Throughout my painting life - well, most of it, I've always had the urge to take my paints and stuff with me on holiday. My answer to my husband Thys's protestations was "If you don't have petrol in your tank, you cannot fly". On our recent trip to Croatia with a few good friends, it was just the same, and I have never regretted it. What a beautiful country. There were lots of inspiration for paintings and I was adamant to at least try and put something on paper, using acrylics that dry very quickly.
There were lots of inspiration for paintings and I was adamant to at least try and put something on paper, using acrylics that dry very quickly. One might say that painting is a private job, sometimes even lonely. To try and achieve something amongst friends and strangers, on a sailboat, without missing any fun and not being in anybody's way is quite a challenge. I never thought about the fact that a sailboat, even when moored in the late afternoons would be rocking all the time to say the least.
Art is often about choices. Moments when your friends were socializing, reading, resting etc. you choose to paint. Unfortunately, you immediately put a bit of a wall between you and the rest of the people.
Your confinement need not always be limited to outdoor locations. In this case it was a cabin or somewhere on the boat, where the swelling of the sea created an atmosphere that wasn't your intention at all. I looked longingly at one of the boats that moored next to us one afternoon, where everybody shared the experience and painted together. Most probably it was a painting holiday.
Thoreau noted: "We are for the most part more lonely when we go abroad amongst men than when we stay in our chambers. A man thinking or walking is always alone; let him be where he will".
Sometimes, in order to get the best views of the towns and island with surrounding sea and boats, one had to make the effort to walk up a steep mountain in the scorching heat to a castle or fortress and it made me think of Frieda Kahlo's quote" Feet, what do I need you for, when I have wings to fly".

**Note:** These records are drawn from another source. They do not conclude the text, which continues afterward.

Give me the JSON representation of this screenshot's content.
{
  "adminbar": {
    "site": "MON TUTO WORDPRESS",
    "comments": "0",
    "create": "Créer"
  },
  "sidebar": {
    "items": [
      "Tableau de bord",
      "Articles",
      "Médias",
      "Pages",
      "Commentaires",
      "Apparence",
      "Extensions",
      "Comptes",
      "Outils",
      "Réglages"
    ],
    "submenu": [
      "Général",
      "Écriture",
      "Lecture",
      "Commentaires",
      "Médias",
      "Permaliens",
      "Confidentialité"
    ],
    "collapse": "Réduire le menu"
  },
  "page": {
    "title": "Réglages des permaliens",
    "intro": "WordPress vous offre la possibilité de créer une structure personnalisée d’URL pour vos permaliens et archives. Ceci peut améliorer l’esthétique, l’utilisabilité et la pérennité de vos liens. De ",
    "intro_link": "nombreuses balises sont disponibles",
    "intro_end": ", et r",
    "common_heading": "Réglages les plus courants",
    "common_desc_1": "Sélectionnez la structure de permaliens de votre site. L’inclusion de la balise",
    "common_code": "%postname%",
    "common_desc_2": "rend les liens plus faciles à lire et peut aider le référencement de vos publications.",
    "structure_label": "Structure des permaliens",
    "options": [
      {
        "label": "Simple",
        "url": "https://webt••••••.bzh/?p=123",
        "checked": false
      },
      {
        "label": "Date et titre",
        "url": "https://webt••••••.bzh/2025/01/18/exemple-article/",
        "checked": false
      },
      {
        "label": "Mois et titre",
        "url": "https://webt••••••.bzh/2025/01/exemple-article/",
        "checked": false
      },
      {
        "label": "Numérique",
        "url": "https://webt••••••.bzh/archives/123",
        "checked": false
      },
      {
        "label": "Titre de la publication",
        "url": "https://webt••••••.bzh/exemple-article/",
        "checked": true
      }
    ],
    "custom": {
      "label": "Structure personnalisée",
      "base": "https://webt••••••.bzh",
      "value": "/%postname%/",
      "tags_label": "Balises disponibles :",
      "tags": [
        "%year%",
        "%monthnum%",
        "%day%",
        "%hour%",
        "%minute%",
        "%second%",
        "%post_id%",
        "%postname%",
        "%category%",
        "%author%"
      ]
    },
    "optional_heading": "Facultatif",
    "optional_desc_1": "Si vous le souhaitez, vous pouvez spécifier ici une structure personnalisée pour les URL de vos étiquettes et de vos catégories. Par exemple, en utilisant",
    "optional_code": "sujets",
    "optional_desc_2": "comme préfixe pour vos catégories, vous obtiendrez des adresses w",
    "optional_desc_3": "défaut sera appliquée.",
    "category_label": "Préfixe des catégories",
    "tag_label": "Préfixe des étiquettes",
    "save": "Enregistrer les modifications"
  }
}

An artist needs to work from three sources. Self – generated photo reference, from life and from imagination. Painters prefer one or the other, but all three are needed for maximum feeling.
Looking and seeing on location, adds a living presence to your paintings. The value might not be in those paintings that you carry in your portfolio when you return, but life reboots visual memory, and when you are alone in your studio, removed from your subject, your brush will suddenly take flight and with your memory and imagination give new content to your work.